Rendering of the Carseland EGTL facility, which is now under construction. Image: Rocky Mountain GTL

With a new $15 million financing in place, Calgary-based Rocky Mountain GTL says it has awarded a major construction contract for a facility near the city that will process flare gas, natural gas, and natural gas liquids into higher value, cleaner burning diesel and other premium liquid fuels.

It will be the first commercial scale gas-to-synthetic fuels operation in Canada, Rocky Mountain GTL says. The facility will use technology licensed from Greyrock Energy.

Rocky Mountain GTL has selected Midwest Construction Group as general contractor for the facility, located about 60 kilometres east of Calgary, near Carseland, Alberta.

The enhanced GTL (EGTL) plant is designed to process up to approximately 5.0 MMscfe/d of natural gas and natural gas liquids into a nominal 500 bbls/d of paraffinic synthetic diesel and naphtha. It forms the basis for future EGTL plants that are scalable from 5.0MMscfe/d to 50.0 MMsfce/d of natural gas capacity, the company says.

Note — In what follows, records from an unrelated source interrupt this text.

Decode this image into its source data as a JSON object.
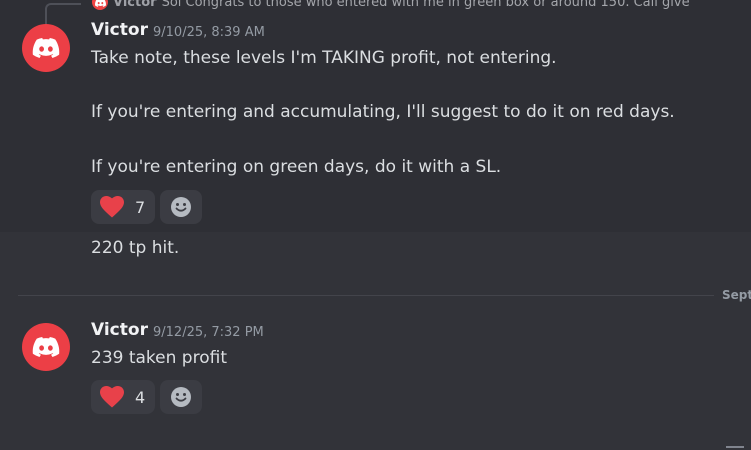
{
  "reply": {
    "author": "Victor",
    "preview": "Sol Congrats to those who entered with me in green box or around 150. Call give"
  },
  "messages": [
    {
      "author": "Victor",
      "timestamp": "9/10/25, 8:39 AM",
      "lines": [
        "Take note, these levels I'm TAKING profit, not entering.",
        "If you're entering and accumulating, I'll suggest to do it on red days.",
        "If you're entering on green days, do it with a SL."
      ],
      "reaction": {
        "emoji": "heart-icon",
        "count": "7"
      }
    },
    {
      "text": "220 tp hit."
    },
    {
      "author": "Victor",
      "timestamp": "9/12/25, 7:32 PM",
      "lines": [
        "239 taken profit"
      ],
      "reaction": {
        "emoji": "heart-icon",
        "count": "4"
      }
    }
  ],
  "divider": {
    "label": "Sept"
  },
  "colors": {
    "background": "#323339",
    "avatar": "#ec3f46",
    "heart": "#e8414a",
    "reaction_bg": "#3b3c43"
  }
}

Field construction commenced May 2019.

Rocky Mountain GTL CEO James Ross says the facility will eliminate price or pipeline accessibility issues for producers by providing optionality to produce natural gas and associated liquids by converting this resource to synthetic diesel.

“The unconventional oil and gas boom and global anti-flaring initiatives have created an unprecedented opportunity for Rocky Mountain and its partners to be world leader in the conversion of natural gas to high performance, zero sulphur, low emission and low Carbon Index synthetic liquid fuels,” he said in a statement.

Rocky Mountain GTL says the Carseland plant will incorporate several unique environmental features, such as self-sustained water supply, self-sufficient on electric power, and will recycle significant process CO2 in order to produce additional synthetic diesel.

Advocacy & Opinion


U.S. & International


Renewables


Special Report